Dataset rows for apps and sites:
* * *
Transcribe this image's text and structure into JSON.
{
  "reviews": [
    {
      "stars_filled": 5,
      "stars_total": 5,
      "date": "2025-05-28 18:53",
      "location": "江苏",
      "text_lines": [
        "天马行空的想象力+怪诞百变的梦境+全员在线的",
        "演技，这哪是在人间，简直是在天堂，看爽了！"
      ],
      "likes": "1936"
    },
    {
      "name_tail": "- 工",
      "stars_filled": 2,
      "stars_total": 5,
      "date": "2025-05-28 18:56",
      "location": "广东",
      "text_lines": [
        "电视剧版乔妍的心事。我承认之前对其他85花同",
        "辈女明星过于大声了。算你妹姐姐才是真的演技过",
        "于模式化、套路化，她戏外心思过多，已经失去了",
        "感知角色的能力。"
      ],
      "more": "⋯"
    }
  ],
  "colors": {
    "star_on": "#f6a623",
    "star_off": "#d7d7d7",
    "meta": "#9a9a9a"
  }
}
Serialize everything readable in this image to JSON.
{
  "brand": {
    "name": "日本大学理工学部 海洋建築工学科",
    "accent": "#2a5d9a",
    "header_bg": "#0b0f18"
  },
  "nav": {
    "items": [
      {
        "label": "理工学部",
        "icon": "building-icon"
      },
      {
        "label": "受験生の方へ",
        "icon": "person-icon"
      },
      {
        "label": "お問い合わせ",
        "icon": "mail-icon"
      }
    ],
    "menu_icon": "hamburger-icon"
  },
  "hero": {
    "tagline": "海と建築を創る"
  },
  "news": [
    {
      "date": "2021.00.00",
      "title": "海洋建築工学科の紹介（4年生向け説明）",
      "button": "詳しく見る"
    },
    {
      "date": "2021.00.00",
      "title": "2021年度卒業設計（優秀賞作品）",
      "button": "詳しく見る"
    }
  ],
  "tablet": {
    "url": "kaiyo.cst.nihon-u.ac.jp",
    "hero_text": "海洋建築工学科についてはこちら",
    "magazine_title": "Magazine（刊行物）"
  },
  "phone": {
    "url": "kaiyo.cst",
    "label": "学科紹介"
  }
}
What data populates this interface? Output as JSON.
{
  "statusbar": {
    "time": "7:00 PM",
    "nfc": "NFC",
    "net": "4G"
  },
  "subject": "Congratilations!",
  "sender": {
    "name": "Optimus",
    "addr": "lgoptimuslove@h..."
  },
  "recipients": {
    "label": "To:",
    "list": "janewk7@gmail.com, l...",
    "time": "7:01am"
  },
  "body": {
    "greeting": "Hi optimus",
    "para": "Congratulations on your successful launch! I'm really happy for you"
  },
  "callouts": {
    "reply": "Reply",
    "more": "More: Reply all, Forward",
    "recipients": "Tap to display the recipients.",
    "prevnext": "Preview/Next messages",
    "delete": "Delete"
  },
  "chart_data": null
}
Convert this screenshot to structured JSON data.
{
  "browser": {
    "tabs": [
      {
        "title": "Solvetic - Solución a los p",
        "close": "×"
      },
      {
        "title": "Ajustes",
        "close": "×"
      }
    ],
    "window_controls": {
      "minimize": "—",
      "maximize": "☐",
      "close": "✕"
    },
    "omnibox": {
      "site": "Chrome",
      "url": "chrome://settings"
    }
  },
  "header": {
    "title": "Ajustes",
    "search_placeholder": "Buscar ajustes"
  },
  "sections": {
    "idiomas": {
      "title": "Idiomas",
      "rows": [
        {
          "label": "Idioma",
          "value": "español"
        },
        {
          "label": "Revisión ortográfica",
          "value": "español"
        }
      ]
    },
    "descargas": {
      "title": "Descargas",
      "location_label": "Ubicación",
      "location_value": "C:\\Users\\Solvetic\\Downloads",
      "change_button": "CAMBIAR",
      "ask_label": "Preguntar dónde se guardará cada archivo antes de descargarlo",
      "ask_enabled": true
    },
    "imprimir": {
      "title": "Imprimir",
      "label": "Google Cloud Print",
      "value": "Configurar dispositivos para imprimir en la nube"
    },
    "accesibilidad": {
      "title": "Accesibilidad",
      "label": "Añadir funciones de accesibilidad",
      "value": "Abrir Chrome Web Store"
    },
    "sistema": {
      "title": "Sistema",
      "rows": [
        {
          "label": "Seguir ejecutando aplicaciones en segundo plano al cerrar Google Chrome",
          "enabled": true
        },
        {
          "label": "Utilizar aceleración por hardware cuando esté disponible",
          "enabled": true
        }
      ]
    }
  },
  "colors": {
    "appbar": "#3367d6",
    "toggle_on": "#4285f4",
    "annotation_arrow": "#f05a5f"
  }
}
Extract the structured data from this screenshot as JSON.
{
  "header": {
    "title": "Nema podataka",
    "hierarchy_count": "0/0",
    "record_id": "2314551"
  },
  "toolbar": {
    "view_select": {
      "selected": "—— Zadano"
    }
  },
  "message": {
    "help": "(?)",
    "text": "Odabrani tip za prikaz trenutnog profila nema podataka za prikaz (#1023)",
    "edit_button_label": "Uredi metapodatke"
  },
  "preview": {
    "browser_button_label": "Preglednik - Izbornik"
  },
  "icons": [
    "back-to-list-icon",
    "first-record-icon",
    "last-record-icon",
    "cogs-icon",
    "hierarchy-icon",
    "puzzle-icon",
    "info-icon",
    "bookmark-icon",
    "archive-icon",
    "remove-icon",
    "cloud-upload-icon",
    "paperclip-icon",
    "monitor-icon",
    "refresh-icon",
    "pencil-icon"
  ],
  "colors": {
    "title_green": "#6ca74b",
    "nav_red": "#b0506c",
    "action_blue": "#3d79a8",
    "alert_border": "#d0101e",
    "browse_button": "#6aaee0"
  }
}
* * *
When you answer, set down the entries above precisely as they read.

Transcribe this image's text and structure into JSON.
{
  "reviews": [
    {
      "stars_filled": 5,
      "stars_total": 5,
      "date": "2025-05-28 18:53",
      "location": "江苏",
      "text_lines": [
        "天马行空的想象力+怪诞百变的梦境+全员在线的",
        "演技，这哪是在人间，简直是在天堂，看爽了！"
      ],
      "likes": "1936"
    },
    {
      "name_tail": "- 工",
      "stars_filled": 2,
      "stars_total": 5,
      "date": "2025-05-28 18:56",
      "location": "广东",
      "text_lines": [
        "电视剧版乔妍的心事。我承认之前对其他85花同",
        "辈女明星过于大声了。算你妹姐姐才是真的演技过",
        "于模式化、套路化，她戏外心思过多，已经失去了",
        "感知角色的能力。"
      ],
      "more": "⋯"
    }
  ],
  "colors": {
    "star_on": "#f6a623",
    "star_off": "#d7d7d7",
    "meta": "#9a9a9a"
  }
}
Serialize everything readable in this image to JSON.
{
  "brand": {
    "name": "日本大学理工学部 海洋建築工学科",
    "accent": "#2a5d9a",
    "header_bg": "#0b0f18"
  },
  "nav": {
    "items": [
      {
        "label": "理工学部",
        "icon": "building-icon"
      },
      {
        "label": "受験生の方へ",
        "icon": "person-icon"
      },
      {
        "label": "お問い合わせ",
        "icon": "mail-icon"
      }
    ],
    "menu_icon": "hamburger-icon"
  },
  "hero": {
    "tagline": "海と建築を創る"
  },
  "news": [
    {
      "date": "2021.00.00",
      "title": "海洋建築工学科の紹介（4年生向け説明）",
      "button": "詳しく見る"
    },
    {
      "date": "2021.00.00",
      "title": "2021年度卒業設計（優秀賞作品）",
      "button": "詳しく見る"
    }
  ],
  "tablet": {
    "url": "kaiyo.cst.nihon-u.ac.jp",
    "hero_text": "海洋建築工学科についてはこちら",
    "magazine_title": "Magazine（刊行物）"
  },
  "phone": {
    "url": "kaiyo.cst",
    "label": "学科紹介"
  }
}
What data populates this interface? Output as JSON.
{
  "statusbar": {
    "time": "7:00 PM",
    "nfc": "NFC",
    "net": "4G"
  },
  "subject": "Congratilations!",
  "sender": {
    "name": "Optimus",
    "addr": "lgoptimuslove@h..."
  },
  "recipients": {
    "label": "To:",
    "list": "janewk7@gmail.com, l...",
    "time": "7:01am"
  },
  "body": {
    "greeting": "Hi optimus",
    "para": "Congratulations on your successful launch! I'm really happy for you"
  },
  "callouts": {
    "reply": "Reply",
    "more": "More: Reply all, Forward",
    "recipients": "Tap to display the recipients.",
    "prevnext": "Preview/Next messages",
    "delete": "Delete"
  },
  "chart_data": null
}
Convert this screenshot to structured JSON data.
{
  "browser": {
    "tabs": [
      {
        "title": "Solvetic - Solución a los p",
        "close": "×"
      },
      {
        "title": "Ajustes",
        "close": "×"
      }
    ],
    "window_controls": {
      "minimize": "—",
      "maximize": "☐",
      "close": "✕"
    },
    "omnibox": {
      "site": "Chrome",
      "url": "chrome://settings"
    }
  },
  "header": {
    "title": "Ajustes",
    "search_placeholder": "Buscar ajustes"
  },
  "sections": {
    "idiomas": {
      "title": "Idiomas",
      "rows": [
        {
          "label": "Idioma",
          "value": "español"
        },
        {
          "label": "Revisión ortográfica",
          "value": "español"
        }
      ]
    },
    "descargas": {
      "title": "Descargas",
      "location_label": "Ubicación",
      "location_value": "C:\\Users\\Solvetic\\Downloads",
      "change_button": "CAMBIAR",
      "ask_label": "Preguntar dónde se guardará cada archivo antes de descargarlo",
      "ask_enabled": true
    },
    "imprimir": {
      "title": "Imprimir",
      "label": "Google Cloud Print",
      "value": "Configurar dispositivos para imprimir en la nube"
    },
    "accesibilidad": {
      "title": "Accesibilidad",
      "label": "Añadir funciones de accesibilidad",
      "value": "Abrir Chrome Web Store"
    },
    "sistema": {
      "title": "Sistema",
      "rows": [
        {
          "label": "Seguir ejecutando aplicaciones en segundo plano al cerrar Google Chrome",
          "enabled": true
        },
        {
          "label": "Utilizar aceleración por hardware cuando esté disponible",
          "enabled": true
        }
      ]
    }
  },
  "colors": {
    "appbar": "#3367d6",
    "toggle_on": "#4285f4",
    "annotation_arrow": "#f05a5f"
  }
}
Extract the structured data from this screenshot as JSON.
{
  "header": {
    "title": "Nema podataka",
    "hierarchy_count": "0/0",
    "record_id": "2314551"
  },
  "toolbar": {
    "view_select": {
      "selected": "—— Zadano"
    }
  },
  "message": {
    "help": "(?)",
    "text": "Odabrani tip za prikaz trenutnog profila nema podataka za prikaz (#1023)",
    "edit_button_label": "Uredi metapodatke"
  },
  "preview": {
    "browser_button_label": "Preglednik - Izbornik"
  },
  "icons": [
    "back-to-list-icon",
    "first-record-icon",
    "last-record-icon",
    "cogs-icon",
    "hierarchy-icon",
    "puzzle-icon",
    "info-icon",
    "bookmark-icon",
    "archive-icon",
    "remove-icon",
    "cloud-upload-icon",
    "paperclip-icon",
    "monitor-icon",
    "refresh-icon",
    "pencil-icon"
  ],
  "colors": {
    "title_green": "#6ca74b",
    "nav_red": "#b0506c",
    "action_blue": "#3d79a8",
    "alert_border": "#d0101e",
    "browse_button": "#6aaee0"
  }
}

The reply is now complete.